XMUltra framework teamRecently, XMUltra was released on This had been the feed processing engine for Knight Ridder Digital, the online division of the once-mighty Knight Ridder newspaper company. (No, we don't make talking cars).

Although originally designed for news feeds, it was expanded for use in a number of other areas. It has acquired a fairly large number of utilities, including tools for transferring files, running scripts, compressing files, etc.

In short, it has become to feed processing what Ant is to build processes.

XMUltra is available at now. If you are involved in Java-based data feed processing, you should check it out. However, I thought I'd talk a little about the history of the product today.

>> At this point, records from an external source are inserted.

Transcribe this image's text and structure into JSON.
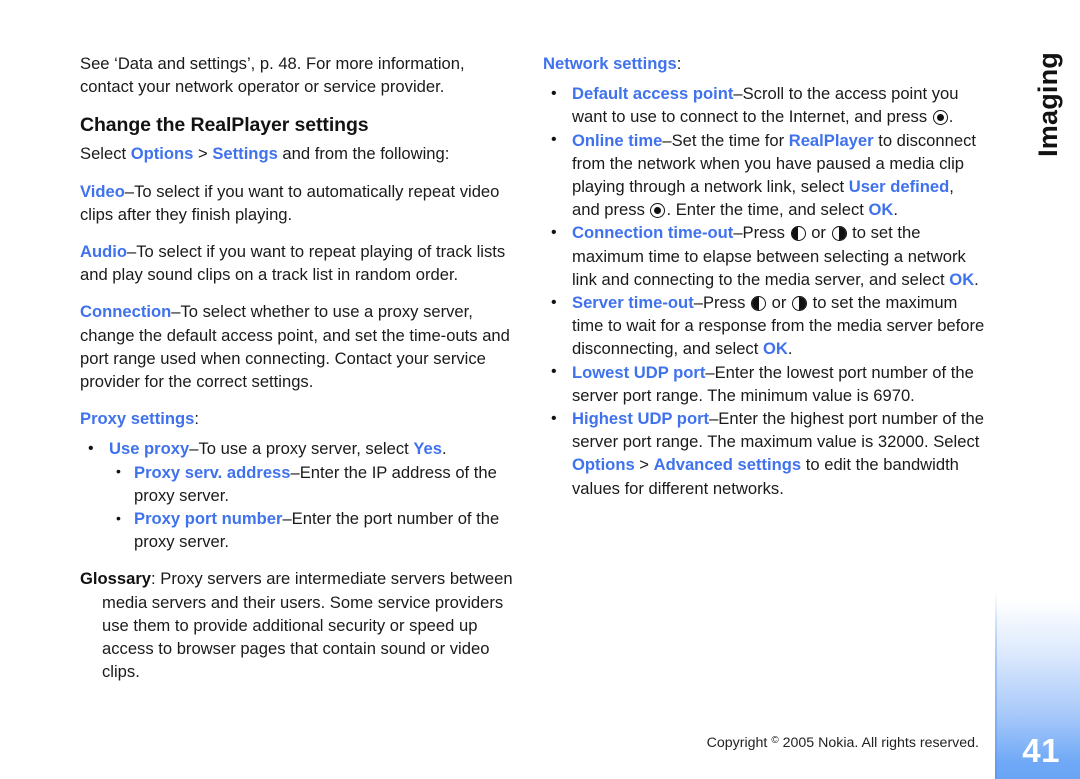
{
  "document": {
    "chapter_tab": "Imaging",
    "page_number": "41",
    "footer": {
      "prefix": "Copyright ",
      "symbol": "©",
      "suffix": " 2005 Nokia. All rights reserved."
    },
    "accent_color": "#3f72ec",
    "tab_color": "#6aa5f5"
  },
  "left_column": {
    "intro": "See ‘Data and settings’, p. 48. For more information, contact your network operator or service provider.",
    "heading": "Change the RealPlayer settings",
    "select_line": {
      "prefix": "Select ",
      "link1": "Options",
      "separator": " > ",
      "link2": "Settings",
      "suffix": " and from the following:"
    },
    "video": {
      "term": "Video",
      "text": "–To select if you want to automatically repeat video clips after they finish playing."
    },
    "audio": {
      "term": "Audio",
      "text": "–To select if you want to repeat playing of track lists and play sound clips on a track list in random order."
    },
    "connection": {
      "term": "Connection",
      "text": "–To select whether to use a proxy server, change the default access point, and set the time-outs and port range used when connecting. Contact your service provider for the correct settings."
    },
    "proxy_settings_label": "Proxy settings",
    "proxy_settings_colon": ":",
    "use_proxy": {
      "term": "Use proxy",
      "text_before": "–To use a proxy server, select ",
      "value": "Yes",
      "text_after": "."
    },
    "proxy_sub_items": [
      {
        "term": "Proxy serv. address",
        "text": "–Enter the IP address of the proxy server."
      },
      {
        "term": "Proxy port number",
        "text": "–Enter the port number of the proxy server."
      }
    ],
    "glossary": {
      "term": "Glossary",
      "text": ": Proxy servers are intermediate servers between media servers and their users. Some service providers use them to provide additional security or speed up access to browser pages that contain sound or video clips."
    }
  },
  "right_column": {
    "network_settings_label": "Network settings",
    "network_settings_colon": ":",
    "default_access_point": {
      "term": "Default access point",
      "text_before": "–Scroll to the access point you want to use to connect to the Internet, and press ",
      "key": "select-key",
      "text_after": "."
    },
    "online_time": {
      "term": "Online time",
      "t1": "–Set the time for ",
      "link1": "RealPlayer",
      "t2": " to disconnect from the network when you have paused a media clip playing through a network link, select ",
      "link2": "User defined",
      "t3": ", and press ",
      "key": "select-key",
      "t4": ". Enter the time, and select ",
      "link3": "OK",
      "t5": "."
    },
    "connection_timeout": {
      "term": "Connection time-out",
      "t1": "–Press ",
      "key_left": "scroll-left-key",
      "t2": " or ",
      "key_right": "scroll-right-key",
      "t3": " to set the maximum time to elapse between selecting a network link and connecting to the media server, and select ",
      "link": "OK",
      "t4": "."
    },
    "server_timeout": {
      "term": "Server time-out",
      "t1": "–Press ",
      "key_left": "scroll-left-key",
      "t2": " or ",
      "key_right": "scroll-right-key",
      "t3": " to set the maximum time to wait for a response from the media server before disconnecting, and select ",
      "link": "OK",
      "t4": "."
    },
    "lowest_udp_port": {
      "term": "Lowest UDP port",
      "text": "–Enter the lowest port number of the server port range. The minimum value is 6970."
    },
    "highest_udp_port": {
      "term": "Highest UDP port",
      "t1": "–Enter the highest port number of the server port range. The maximum value is 32000. Select ",
      "link1": "Options",
      "sep": " > ",
      "link2": "Advanced settings",
      "t2": " to edit the bandwidth values for different networks."
    }
  }
}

In The Beginning...

Before XMUltra, KRD processed news feeds with a collection of Perl scripts, shell scripts, C code, and (for some odd reason) the print spooler. These scripts did their job, but they were becoming increasingly difficult to maintain. We were becoming a Java shop, and it was decided that we should have a Java-based feed processing engine.

Total rewrites tend to fail. Usually, you are better off refactoring your existing code base. In this case, however, XMUltra was a complete success. It was hailed as a triumph, not only by Knight Ridder, but even by the Newspaper Association of America.

The Architect

Wayne Weber was the perfect person to head this charge. He had a clear long-term vision for the product, a passion for technology, and perhaps most critically, an amazing mind for details.

I've thought about the best way to describe Wayne, but I think the best way is to show an excerpt of his code:

try {
// Using reflection to avoid compiler warnings for "stop" (heh, heh).
Class classObj = Thread.class;
Method method = classObj.getMethod("stop", null);
method.invoke(processorThread, null);
} catch (Exception e) {

My first thought was to nominate this for The Daily WTF. Except, it is not really a WTF. It can't be when there is a clear comment about what exactly he was doing. There was a section I left out that explained the reasoning for using the deprecated method.

More importantly, it speaks to something deeper. Wayne went through some elaborate hoops just to avoid any compile warnings. Despite the large number of classes, there were absolutely zero warnings and no methods or classes without JavaDoc comments. No one else was allowed to get away with anything less than perfection.


XMUltra was primarily designed for news feeds. Among other things, it featured a whole plugin architecture for news feeds. However, it also had a variety of extra general-purpose utilities, and gradually we began to use XMUltra wherever we could.

This is really where I first became involved. I extended XMUltra for processing classified ads. Writing new processors was somewhat painful at the time, but it was well worth it. Over time, through the efforts of the KRD team, XMUltra gathered a richer and richer collection of utilities.


There was one problem with XMUltra. It aged. Codebases become out of date if they are not maintained. And while we spent our efforts on adding new tools, we did not have the luxury of updating the core architecture.

It shows in a few areas. Built before log4j was well-established, XMUltra features its own custom logging framework. There was a well established bulk-test, but no unit-tests. When Java 5 was released, XMUltra went from warning-free to having several hundred warnings.

XMUltra seemed doomed after McClatchy merged with Knight Ridder. McClatchy Interactive was a Perl and Ruby shop, and Java applications have gradually been phased out. XMUltra is still in fairly heavy production use, but it is clear that it does not have a future within the organization.

Wayne himself has left McClatchy Interactive now. Most of the rest of the core XMUltra team was gone already. I am the last.


McClatchy Interactive agreed to let me open source XMUltra. Before he left, Wayne and I spent a couple of days cleaning up the build process, stripping out MI/KRD specific components, adding some examples, and updating the documentation. It is not in perfect condition, but it is in a form ready for public consumption.

Check it out! I hope you find it as useful as I have.